TASK STATEMENT => Copy out all the entries shown below, exactly as they appear.
##### STORED DATA
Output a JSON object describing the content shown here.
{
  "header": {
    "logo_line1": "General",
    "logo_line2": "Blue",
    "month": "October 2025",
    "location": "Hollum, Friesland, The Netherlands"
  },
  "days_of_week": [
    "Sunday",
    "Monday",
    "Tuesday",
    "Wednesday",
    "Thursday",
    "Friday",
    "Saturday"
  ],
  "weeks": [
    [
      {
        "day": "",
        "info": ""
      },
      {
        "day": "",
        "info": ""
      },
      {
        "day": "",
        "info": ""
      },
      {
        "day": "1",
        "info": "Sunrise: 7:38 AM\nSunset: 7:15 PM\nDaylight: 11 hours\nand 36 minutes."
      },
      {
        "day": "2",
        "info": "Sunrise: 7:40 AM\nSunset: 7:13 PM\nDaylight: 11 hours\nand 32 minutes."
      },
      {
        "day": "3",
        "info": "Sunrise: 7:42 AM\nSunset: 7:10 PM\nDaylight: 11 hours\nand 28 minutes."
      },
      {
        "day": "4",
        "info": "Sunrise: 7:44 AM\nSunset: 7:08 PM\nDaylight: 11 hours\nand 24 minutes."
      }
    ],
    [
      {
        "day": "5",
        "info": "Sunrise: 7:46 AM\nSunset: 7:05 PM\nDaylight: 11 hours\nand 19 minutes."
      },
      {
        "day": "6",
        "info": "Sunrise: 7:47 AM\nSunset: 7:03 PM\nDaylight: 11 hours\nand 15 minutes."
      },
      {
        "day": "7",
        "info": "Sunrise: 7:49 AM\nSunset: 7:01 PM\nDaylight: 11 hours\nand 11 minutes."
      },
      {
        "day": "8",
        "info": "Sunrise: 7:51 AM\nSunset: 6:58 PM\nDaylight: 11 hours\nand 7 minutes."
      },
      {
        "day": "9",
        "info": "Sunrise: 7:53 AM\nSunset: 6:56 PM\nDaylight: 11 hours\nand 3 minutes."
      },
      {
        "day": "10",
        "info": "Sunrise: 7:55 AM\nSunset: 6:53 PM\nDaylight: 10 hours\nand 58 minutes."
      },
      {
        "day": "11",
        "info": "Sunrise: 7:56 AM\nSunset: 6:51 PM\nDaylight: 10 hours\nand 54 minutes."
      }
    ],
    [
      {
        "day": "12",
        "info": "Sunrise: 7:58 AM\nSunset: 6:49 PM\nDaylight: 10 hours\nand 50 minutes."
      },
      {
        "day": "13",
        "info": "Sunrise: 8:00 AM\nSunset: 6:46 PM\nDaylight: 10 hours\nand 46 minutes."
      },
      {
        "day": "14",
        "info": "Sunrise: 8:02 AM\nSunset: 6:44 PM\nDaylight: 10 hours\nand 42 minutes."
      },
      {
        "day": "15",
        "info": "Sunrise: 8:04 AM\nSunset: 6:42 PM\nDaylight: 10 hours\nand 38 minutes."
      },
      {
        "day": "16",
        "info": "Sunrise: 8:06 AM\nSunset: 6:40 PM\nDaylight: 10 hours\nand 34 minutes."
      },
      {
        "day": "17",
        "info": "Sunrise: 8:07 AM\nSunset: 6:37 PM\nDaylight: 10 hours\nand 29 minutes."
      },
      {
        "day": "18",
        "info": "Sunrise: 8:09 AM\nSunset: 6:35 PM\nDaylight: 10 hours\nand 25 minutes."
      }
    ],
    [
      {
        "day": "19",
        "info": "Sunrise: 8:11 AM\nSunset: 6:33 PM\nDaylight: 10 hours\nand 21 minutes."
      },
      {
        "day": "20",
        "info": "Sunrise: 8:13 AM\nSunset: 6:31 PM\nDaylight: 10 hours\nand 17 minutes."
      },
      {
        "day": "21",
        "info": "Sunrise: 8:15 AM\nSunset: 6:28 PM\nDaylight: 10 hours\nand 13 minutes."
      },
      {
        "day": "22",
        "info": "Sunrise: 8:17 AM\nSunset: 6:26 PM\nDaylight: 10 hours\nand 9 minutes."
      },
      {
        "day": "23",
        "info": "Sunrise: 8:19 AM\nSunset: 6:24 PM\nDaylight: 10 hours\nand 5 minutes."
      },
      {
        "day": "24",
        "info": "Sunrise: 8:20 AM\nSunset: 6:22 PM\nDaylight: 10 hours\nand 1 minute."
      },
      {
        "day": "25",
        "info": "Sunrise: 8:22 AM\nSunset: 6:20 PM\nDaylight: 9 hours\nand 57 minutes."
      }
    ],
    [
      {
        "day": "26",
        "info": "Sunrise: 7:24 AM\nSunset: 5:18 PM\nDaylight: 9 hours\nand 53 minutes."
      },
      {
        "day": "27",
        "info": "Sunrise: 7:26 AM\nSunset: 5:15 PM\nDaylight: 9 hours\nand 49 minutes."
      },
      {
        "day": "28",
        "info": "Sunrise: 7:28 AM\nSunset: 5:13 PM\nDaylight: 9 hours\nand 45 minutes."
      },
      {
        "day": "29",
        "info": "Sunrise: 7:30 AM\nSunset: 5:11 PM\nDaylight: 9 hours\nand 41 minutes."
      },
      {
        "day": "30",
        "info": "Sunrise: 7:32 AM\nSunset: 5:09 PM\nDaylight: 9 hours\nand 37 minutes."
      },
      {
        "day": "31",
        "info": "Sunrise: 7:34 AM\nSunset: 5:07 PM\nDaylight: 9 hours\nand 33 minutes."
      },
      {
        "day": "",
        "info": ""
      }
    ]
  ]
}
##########
WRITTEN RESPONSE =>
Output a JSON object describing the content shown here.
{
  "header": {
    "logo_line1": "General",
    "logo_line2": "Blue",
    "month": "October 2025",
    "location": "Hollum, Friesland, The Netherlands"
  },
  "days_of_week": [
    "Sunday",
    "Monday",
    "Tuesday",
    "Wednesday",
    "Thursday",
    "Friday",
    "Saturday"
  ],
  "weeks": [
    [
      {
        "day": "",
        "info": ""
      },
      {
        "day": "",
        "info": ""
      },
      {
        "day": "",
        "info": ""
      },
      {
        "day": "1",
        "info": "Sunrise: 7:38 AM\nSunset: 7:15 PM\nDaylight: 11 hours\nand 36 minutes."
      },
      {
        "day": "2",
        "info": "Sunrise: 7:40 AM\nSunset: 7:13 PM\nDaylight: 11 hours\nand 32 minutes."
      },
      {
        "day": "3",
        "info": "Sunrise: 7:42 AM\nSunset: 7:10 PM\nDaylight: 11 hours\nand 28 minutes."
      },
      {
        "day": "4",
        "info": "Sunrise: 7:44 AM\nSunset: 7:08 PM\nDaylight: 11 hours\nand 24 minutes."
      }
    ],
    [
      {
        "day": "5",
        "info": "Sunrise: 7:46 AM\nSunset: 7:05 PM\nDaylight: 11 hours\nand 19 minutes."
      },
      {
        "day": "6",
        "info": "Sunrise: 7:47 AM\nSunset: 7:03 PM\nDaylight: 11 hours\nand 15 minutes."
      },
      {
        "day": "7",
        "info": "Sunrise: 7:49 AM\nSunset: 7:01 PM\nDaylight: 11 hours\nand 11 minutes."
      },
      {
        "day": "8",
        "info": "Sunrise: 7:51 AM\nSunset: 6:58 PM\nDaylight: 11 hours\nand 7 minutes."
      },
      {
        "day": "9",
        "info": "Sunrise: 7:53 AM\nSunset: 6:56 PM\nDaylight: 11 hours\nand 3 minutes."
      },
      {
        "day": "10",
        "info": "Sunrise: 7:55 AM\nSunset: 6:53 PM\nDaylight: 10 hours\nand 58 minutes."
      },
      {
        "day": "11",
        "info": "Sunrise: 7:56 AM\nSunset: 6:51 PM\nDaylight: 10 hours\nand 54 minutes."
      }
    ],
    [
      {
        "day": "12",
        "info": "Sunrise: 7:58 AM\nSunset: 6:49 PM\nDaylight: 10 hours\nand 50 minutes."
      },
      {
        "day": "13",
        "info": "Sunrise: 8:00 AM\nSunset: 6:46 PM\nDaylight: 10 hours\nand 46 minutes."
      },
      {
        "day": "14",
        "info": "Sunrise: 8:02 AM\nSunset: 6:44 PM\nDaylight: 10 hours\nand 42 minutes."
      },
      {
        "day": "15",
        "info": "Sunrise: 8:04 AM\nSunset: 6:42 PM\nDaylight: 10 hours\nand 38 minutes."
      },
      {
        "day": "16",
        "info": "Sunrise: 8:06 AM\nSunset: 6:40 PM\nDaylight: 10 hours\nand 34 minutes."
      },
      {
        "day": "17",
        "info": "Sunrise: 8:07 AM\nSunset: 6:37 PM\nDaylight: 10 hours\nand 29 minutes."
      },
      {
        "day": "18",
        "info": "Sunrise: 8:09 AM\nSunset: 6:35 PM\nDaylight: 10 hours\nand 25 minutes."
      }
    ],
    [
      {
        "day": "19",
        "info": "Sunrise: 8:11 AM\nSunset: 6:33 PM\nDaylight: 10 hours\nand 21 minutes."
      },
      {
        "day": "20",
        "info": "Sunrise: 8:13 AM\nSunset: 6:31 PM\nDaylight: 10 hours\nand 17 minutes."
      },
      {
        "day": "21",
        "info": "Sunrise: 8:15 AM\nSunset: 6:28 PM\nDaylight: 10 hours\nand 13 minutes."
      },
      {
        "day": "22",
        "info": "Sunrise: 8:17 AM\nSunset: 6:26 PM\nDaylight: 10 hours\nand 9 minutes."
      },
      {
        "day": "23",
        "info": "Sunrise: 8:19 AM\nSunset: 6:24 PM\nDaylight: 10 hours\nand 5 minutes."
      },
      {
        "day": "24",
        "info": "Sunrise: 8:20 AM\nSunset: 6:22 PM\nDaylight: 10 hours\nand 1 minute."
      },
      {
        "day": "25",
        "info": "Sunrise: 8:22 AM\nSunset: 6:20 PM\nDaylight: 9 hours\nand 57 minutes."
      }
    ],
    [
      {
        "day": "26",
        "info": "Sunrise: 7:24 AM\nSunset: 5:18 PM\nDaylight: 9 hours\nand 53 minutes."
      },
      {
        "day": "27",
        "info": "Sunrise: 7:26 AM\nSunset: 5:15 PM\nDaylight: 9 hours\nand 49 minutes."
      },
      {
        "day": "28",
        "info": "Sunrise: 7:28 AM\nSunset: 5:13 PM\nDaylight: 9 hours\nand 45 minutes."
      },
      {
        "day": "29",
        "info": "Sunrise: 7:30 AM\nSunset: 5:11 PM\nDaylight: 9 hours\nand 41 minutes."
      },
      {
        "day": "30",
        "info": "Sunrise: 7:32 AM\nSunset: 5:09 PM\nDaylight: 9 hours\nand 37 minutes."
      },
      {
        "day": "31",
        "info": "Sunrise: 7:34 AM\nSunset: 5:07 PM\nDaylight: 9 hours\nand 33 minutes."
      },
      {
        "day": "",
        "info": ""
      }
    ]
  ]
}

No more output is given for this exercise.